Excerpts from an interface dataset
[Start of section]

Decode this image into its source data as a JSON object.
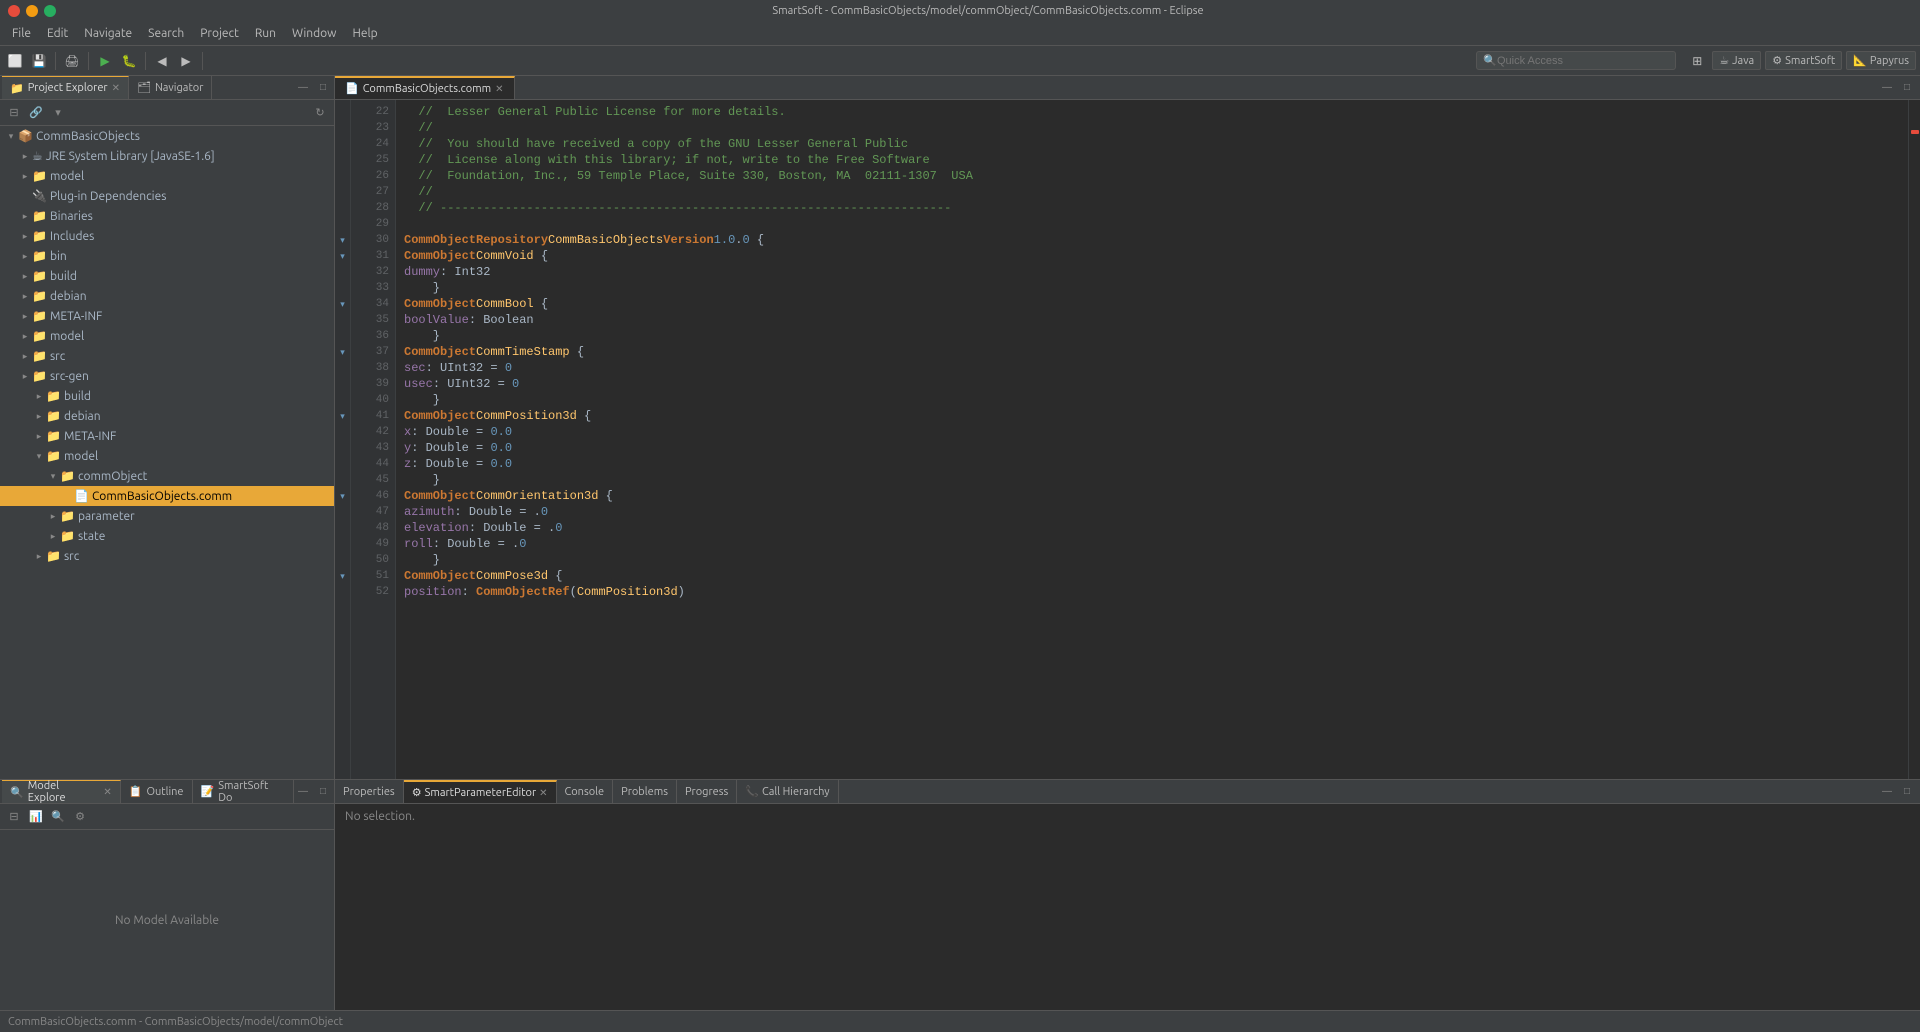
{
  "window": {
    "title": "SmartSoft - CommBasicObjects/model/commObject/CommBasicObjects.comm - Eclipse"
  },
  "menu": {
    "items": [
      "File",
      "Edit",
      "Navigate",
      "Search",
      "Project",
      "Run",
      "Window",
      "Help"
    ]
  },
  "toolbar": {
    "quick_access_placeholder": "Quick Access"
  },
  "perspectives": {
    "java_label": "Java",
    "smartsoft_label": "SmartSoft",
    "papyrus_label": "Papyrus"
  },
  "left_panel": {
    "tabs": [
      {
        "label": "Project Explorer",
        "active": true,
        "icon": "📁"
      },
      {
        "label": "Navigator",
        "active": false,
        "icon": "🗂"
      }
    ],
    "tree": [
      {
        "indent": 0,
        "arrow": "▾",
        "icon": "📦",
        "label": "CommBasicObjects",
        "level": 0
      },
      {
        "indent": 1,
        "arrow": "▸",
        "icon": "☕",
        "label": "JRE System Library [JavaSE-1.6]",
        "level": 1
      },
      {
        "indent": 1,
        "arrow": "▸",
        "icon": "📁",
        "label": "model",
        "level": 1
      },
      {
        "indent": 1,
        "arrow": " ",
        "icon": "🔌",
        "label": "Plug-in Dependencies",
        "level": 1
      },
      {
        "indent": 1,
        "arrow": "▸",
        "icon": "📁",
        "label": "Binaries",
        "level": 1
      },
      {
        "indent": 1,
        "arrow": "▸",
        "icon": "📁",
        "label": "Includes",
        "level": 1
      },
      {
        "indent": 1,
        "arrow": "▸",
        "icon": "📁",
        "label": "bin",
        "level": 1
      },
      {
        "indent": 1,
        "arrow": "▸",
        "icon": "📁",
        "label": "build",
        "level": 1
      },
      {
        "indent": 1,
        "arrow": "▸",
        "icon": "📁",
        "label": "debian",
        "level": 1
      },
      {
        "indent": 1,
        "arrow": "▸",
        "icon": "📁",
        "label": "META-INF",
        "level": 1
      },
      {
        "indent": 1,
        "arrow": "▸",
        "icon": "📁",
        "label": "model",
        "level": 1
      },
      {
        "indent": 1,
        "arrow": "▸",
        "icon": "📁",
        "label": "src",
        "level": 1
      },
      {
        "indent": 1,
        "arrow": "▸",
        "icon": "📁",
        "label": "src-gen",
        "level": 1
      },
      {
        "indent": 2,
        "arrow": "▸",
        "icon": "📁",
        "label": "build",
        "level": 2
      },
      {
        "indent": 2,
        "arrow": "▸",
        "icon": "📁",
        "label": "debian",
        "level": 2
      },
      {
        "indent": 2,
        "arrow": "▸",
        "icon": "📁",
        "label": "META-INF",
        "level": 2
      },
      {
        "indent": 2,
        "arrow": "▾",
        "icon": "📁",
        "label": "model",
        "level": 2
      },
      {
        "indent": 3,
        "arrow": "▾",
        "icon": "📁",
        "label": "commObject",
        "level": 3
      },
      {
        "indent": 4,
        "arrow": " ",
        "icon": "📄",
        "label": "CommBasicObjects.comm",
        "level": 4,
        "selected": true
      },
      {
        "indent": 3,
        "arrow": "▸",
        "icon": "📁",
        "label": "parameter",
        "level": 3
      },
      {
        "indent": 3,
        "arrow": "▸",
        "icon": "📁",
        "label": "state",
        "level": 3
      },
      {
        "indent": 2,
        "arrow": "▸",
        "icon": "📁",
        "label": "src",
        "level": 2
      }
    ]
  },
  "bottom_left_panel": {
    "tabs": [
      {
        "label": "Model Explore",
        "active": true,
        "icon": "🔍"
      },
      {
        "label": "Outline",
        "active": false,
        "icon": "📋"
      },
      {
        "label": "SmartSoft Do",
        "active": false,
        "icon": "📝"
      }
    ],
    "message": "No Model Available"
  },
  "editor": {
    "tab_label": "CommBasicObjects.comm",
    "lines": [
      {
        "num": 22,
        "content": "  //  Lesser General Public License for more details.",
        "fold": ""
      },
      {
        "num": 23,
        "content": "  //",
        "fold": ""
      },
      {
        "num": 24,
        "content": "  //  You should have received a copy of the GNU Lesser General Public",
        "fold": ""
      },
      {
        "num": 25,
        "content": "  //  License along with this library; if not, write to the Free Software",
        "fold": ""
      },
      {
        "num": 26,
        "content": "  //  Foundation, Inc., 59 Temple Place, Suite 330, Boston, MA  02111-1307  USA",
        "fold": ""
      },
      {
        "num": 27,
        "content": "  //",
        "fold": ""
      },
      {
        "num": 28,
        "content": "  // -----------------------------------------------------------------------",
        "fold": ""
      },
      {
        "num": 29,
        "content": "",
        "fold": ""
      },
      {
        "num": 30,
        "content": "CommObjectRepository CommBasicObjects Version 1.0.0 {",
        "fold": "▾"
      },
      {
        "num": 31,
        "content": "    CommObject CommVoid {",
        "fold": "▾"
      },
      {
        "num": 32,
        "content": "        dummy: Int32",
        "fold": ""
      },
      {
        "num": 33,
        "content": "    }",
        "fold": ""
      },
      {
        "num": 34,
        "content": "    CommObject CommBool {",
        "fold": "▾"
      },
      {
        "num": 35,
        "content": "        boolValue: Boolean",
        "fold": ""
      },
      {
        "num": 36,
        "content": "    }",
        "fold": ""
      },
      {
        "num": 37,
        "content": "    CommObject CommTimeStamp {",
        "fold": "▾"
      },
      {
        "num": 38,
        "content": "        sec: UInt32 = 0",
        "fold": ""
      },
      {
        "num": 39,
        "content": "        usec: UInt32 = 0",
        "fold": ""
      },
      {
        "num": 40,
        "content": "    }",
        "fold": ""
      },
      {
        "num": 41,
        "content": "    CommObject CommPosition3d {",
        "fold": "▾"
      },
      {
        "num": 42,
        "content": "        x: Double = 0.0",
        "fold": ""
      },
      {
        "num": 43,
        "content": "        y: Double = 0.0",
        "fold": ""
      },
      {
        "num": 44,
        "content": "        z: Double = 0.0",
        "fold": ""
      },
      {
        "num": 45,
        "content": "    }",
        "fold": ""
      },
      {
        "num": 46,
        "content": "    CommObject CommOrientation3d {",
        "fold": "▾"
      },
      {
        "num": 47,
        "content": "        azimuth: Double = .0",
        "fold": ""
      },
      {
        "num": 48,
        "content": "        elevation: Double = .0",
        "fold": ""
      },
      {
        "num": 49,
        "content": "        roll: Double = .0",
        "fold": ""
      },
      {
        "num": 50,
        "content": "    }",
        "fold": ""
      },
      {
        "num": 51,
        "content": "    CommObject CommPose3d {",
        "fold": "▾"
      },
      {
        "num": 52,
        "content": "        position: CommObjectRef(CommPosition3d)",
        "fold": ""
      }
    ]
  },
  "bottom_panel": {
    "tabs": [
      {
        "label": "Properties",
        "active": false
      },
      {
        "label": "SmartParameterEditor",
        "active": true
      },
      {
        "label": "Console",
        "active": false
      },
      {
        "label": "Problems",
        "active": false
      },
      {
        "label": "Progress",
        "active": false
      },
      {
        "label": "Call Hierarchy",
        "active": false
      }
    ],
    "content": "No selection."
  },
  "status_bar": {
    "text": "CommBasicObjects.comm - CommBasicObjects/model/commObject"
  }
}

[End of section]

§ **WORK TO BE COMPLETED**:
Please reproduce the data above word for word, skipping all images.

§ **EXERCISE SOLUTION**:
Decode this image into its source data as a JSON object.
{
  "window": {
    "title": "SmartSoft - CommBasicObjects/model/commObject/CommBasicObjects.comm - Eclipse"
  },
  "menu": {
    "items": [
      "File",
      "Edit",
      "Navigate",
      "Search",
      "Project",
      "Run",
      "Window",
      "Help"
    ]
  },
  "toolbar": {
    "quick_access_placeholder": "Quick Access"
  },
  "perspectives": {
    "java_label": "Java",
    "smartsoft_label": "SmartSoft",
    "papyrus_label": "Papyrus"
  },
  "left_panel": {
    "tabs": [
      {
        "label": "Project Explorer",
        "active": true,
        "icon": "📁"
      },
      {
        "label": "Navigator",
        "active": false,
        "icon": "🗂"
      }
    ],
    "tree": [
      {
        "indent": 0,
        "arrow": "▾",
        "icon": "📦",
        "label": "CommBasicObjects",
        "level": 0
      },
      {
        "indent": 1,
        "arrow": "▸",
        "icon": "☕",
        "label": "JRE System Library [JavaSE-1.6]",
        "level": 1
      },
      {
        "indent": 1,
        "arrow": "▸",
        "icon": "📁",
        "label": "model",
        "level": 1
      },
      {
        "indent": 1,
        "arrow": " ",
        "icon": "🔌",
        "label": "Plug-in Dependencies",
        "level": 1
      },
      {
        "indent": 1,
        "arrow": "▸",
        "icon": "📁",
        "label": "Binaries",
        "level": 1
      },
      {
        "indent": 1,
        "arrow": "▸",
        "icon": "📁",
        "label": "Includes",
        "level": 1
      },
      {
        "indent": 1,
        "arrow": "▸",
        "icon": "📁",
        "label": "bin",
        "level": 1
      },
      {
        "indent": 1,
        "arrow": "▸",
        "icon": "📁",
        "label": "build",
        "level": 1
      },
      {
        "indent": 1,
        "arrow": "▸",
        "icon": "📁",
        "label": "debian",
        "level": 1
      },
      {
        "indent": 1,
        "arrow": "▸",
        "icon": "📁",
        "label": "META-INF",
        "level": 1
      },
      {
        "indent": 1,
        "arrow": "▸",
        "icon": "📁",
        "label": "model",
        "level": 1
      },
      {
        "indent": 1,
        "arrow": "▸",
        "icon": "📁",
        "label": "src",
        "level": 1
      },
      {
        "indent": 1,
        "arrow": "▸",
        "icon": "📁",
        "label": "src-gen",
        "level": 1
      },
      {
        "indent": 2,
        "arrow": "▸",
        "icon": "📁",
        "label": "build",
        "level": 2
      },
      {
        "indent": 2,
        "arrow": "▸",
        "icon": "📁",
        "label": "debian",
        "level": 2
      },
      {
        "indent": 2,
        "arrow": "▸",
        "icon": "📁",
        "label": "META-INF",
        "level": 2
      },
      {
        "indent": 2,
        "arrow": "▾",
        "icon": "📁",
        "label": "model",
        "level": 2
      },
      {
        "indent": 3,
        "arrow": "▾",
        "icon": "📁",
        "label": "commObject",
        "level": 3
      },
      {
        "indent": 4,
        "arrow": " ",
        "icon": "📄",
        "label": "CommBasicObjects.comm",
        "level": 4,
        "selected": true
      },
      {
        "indent": 3,
        "arrow": "▸",
        "icon": "📁",
        "label": "parameter",
        "level": 3
      },
      {
        "indent": 3,
        "arrow": "▸",
        "icon": "📁",
        "label": "state",
        "level": 3
      },
      {
        "indent": 2,
        "arrow": "▸",
        "icon": "📁",
        "label": "src",
        "level": 2
      }
    ]
  },
  "bottom_left_panel": {
    "tabs": [
      {
        "label": "Model Explore",
        "active": true,
        "icon": "🔍"
      },
      {
        "label": "Outline",
        "active": false,
        "icon": "📋"
      },
      {
        "label": "SmartSoft Do",
        "active": false,
        "icon": "📝"
      }
    ],
    "message": "No Model Available"
  },
  "editor": {
    "tab_label": "CommBasicObjects.comm",
    "lines": [
      {
        "num": 22,
        "content": "  //  Lesser General Public License for more details.",
        "fold": ""
      },
      {
        "num": 23,
        "content": "  //",
        "fold": ""
      },
      {
        "num": 24,
        "content": "  //  You should have received a copy of the GNU Lesser General Public",
        "fold": ""
      },
      {
        "num": 25,
        "content": "  //  License along with this library; if not, write to the Free Software",
        "fold": ""
      },
      {
        "num": 26,
        "content": "  //  Foundation, Inc., 59 Temple Place, Suite 330, Boston, MA  02111-1307  USA",
        "fold": ""
      },
      {
        "num": 27,
        "content": "  //",
        "fold": ""
      },
      {
        "num": 28,
        "content": "  // -----------------------------------------------------------------------",
        "fold": ""
      },
      {
        "num": 29,
        "content": "",
        "fold": ""
      },
      {
        "num": 30,
        "content": "CommObjectRepository CommBasicObjects Version 1.0.0 {",
        "fold": "▾"
      },
      {
        "num": 31,
        "content": "    CommObject CommVoid {",
        "fold": "▾"
      },
      {
        "num": 32,
        "content": "        dummy: Int32",
        "fold": ""
      },
      {
        "num": 33,
        "content": "    }",
        "fold": ""
      },
      {
        "num": 34,
        "content": "    CommObject CommBool {",
        "fold": "▾"
      },
      {
        "num": 35,
        "content": "        boolValue: Boolean",
        "fold": ""
      },
      {
        "num": 36,
        "content": "    }",
        "fold": ""
      },
      {
        "num": 37,
        "content": "    CommObject CommTimeStamp {",
        "fold": "▾"
      },
      {
        "num": 38,
        "content": "        sec: UInt32 = 0",
        "fold": ""
      },
      {
        "num": 39,
        "content": "        usec: UInt32 = 0",
        "fold": ""
      },
      {
        "num": 40,
        "content": "    }",
        "fold": ""
      },
      {
        "num": 41,
        "content": "    CommObject CommPosition3d {",
        "fold": "▾"
      },
      {
        "num": 42,
        "content": "        x: Double = 0.0",
        "fold": ""
      },
      {
        "num": 43,
        "content": "        y: Double = 0.0",
        "fold": ""
      },
      {
        "num": 44,
        "content": "        z: Double = 0.0",
        "fold": ""
      },
      {
        "num": 45,
        "content": "    }",
        "fold": ""
      },
      {
        "num": 46,
        "content": "    CommObject CommOrientation3d {",
        "fold": "▾"
      },
      {
        "num": 47,
        "content": "        azimuth: Double = .0",
        "fold": ""
      },
      {
        "num": 48,
        "content": "        elevation: Double = .0",
        "fold": ""
      },
      {
        "num": 49,
        "content": "        roll: Double = .0",
        "fold": ""
      },
      {
        "num": 50,
        "content": "    }",
        "fold": ""
      },
      {
        "num": 51,
        "content": "    CommObject CommPose3d {",
        "fold": "▾"
      },
      {
        "num": 52,
        "content": "        position: CommObjectRef(CommPosition3d)",
        "fold": ""
      }
    ]
  },
  "bottom_panel": {
    "tabs": [
      {
        "label": "Properties",
        "active": false
      },
      {
        "label": "SmartParameterEditor",
        "active": true
      },
      {
        "label": "Console",
        "active": false
      },
      {
        "label": "Problems",
        "active": false
      },
      {
        "label": "Progress",
        "active": false
      },
      {
        "label": "Call Hierarchy",
        "active": false
      }
    ],
    "content": "No selection."
  },
  "status_bar": {
    "text": "CommBasicObjects.comm - CommBasicObjects/model/commObject"
  }
}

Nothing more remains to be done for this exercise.